§ DIRECTIONS FOR THIS TASK
Print the entries once more, unchanged.

§ THE DATA
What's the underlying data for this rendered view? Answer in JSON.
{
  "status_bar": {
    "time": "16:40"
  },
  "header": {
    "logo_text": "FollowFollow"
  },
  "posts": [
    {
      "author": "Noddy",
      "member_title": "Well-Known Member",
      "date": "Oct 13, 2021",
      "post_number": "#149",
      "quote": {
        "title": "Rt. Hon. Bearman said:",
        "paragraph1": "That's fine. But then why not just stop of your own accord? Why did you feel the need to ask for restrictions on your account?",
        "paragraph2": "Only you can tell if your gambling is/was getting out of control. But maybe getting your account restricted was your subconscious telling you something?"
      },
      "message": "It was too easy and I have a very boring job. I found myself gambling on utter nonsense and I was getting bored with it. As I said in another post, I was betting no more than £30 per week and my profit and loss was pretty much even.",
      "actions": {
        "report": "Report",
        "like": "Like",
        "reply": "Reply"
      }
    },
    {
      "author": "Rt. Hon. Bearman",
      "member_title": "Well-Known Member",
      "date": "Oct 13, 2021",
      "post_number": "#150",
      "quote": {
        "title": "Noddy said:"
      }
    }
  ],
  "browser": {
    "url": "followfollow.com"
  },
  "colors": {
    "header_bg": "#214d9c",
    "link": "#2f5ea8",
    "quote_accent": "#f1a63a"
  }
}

§ WRITTEN ANSWER
What's the underlying data for this rendered view? Answer in JSON.
{
  "status_bar": {
    "time": "16:40"
  },
  "header": {
    "logo_text": "FollowFollow"
  },
  "posts": [
    {
      "author": "Noddy",
      "member_title": "Well-Known Member",
      "date": "Oct 13, 2021",
      "post_number": "#149",
      "quote": {
        "title": "Rt. Hon. Bearman said:",
        "paragraph1": "That's fine. But then why not just stop of your own accord? Why did you feel the need to ask for restrictions on your account?",
        "paragraph2": "Only you can tell if your gambling is/was getting out of control. But maybe getting your account restricted was your subconscious telling you something?"
      },
      "message": "It was too easy and I have a very boring job. I found myself gambling on utter nonsense and I was getting bored with it. As I said in another post, I was betting no more than £30 per week and my profit and loss was pretty much even.",
      "actions": {
        "report": "Report",
        "like": "Like",
        "reply": "Reply"
      }
    },
    {
      "author": "Rt. Hon. Bearman",
      "member_title": "Well-Known Member",
      "date": "Oct 13, 2021",
      "post_number": "#150",
      "quote": {
        "title": "Noddy said:"
      }
    }
  ],
  "browser": {
    "url": "followfollow.com"
  },
  "colors": {
    "header_bg": "#214d9c",
    "link": "#2f5ea8",
    "quote_accent": "#f1a63a"
  }
}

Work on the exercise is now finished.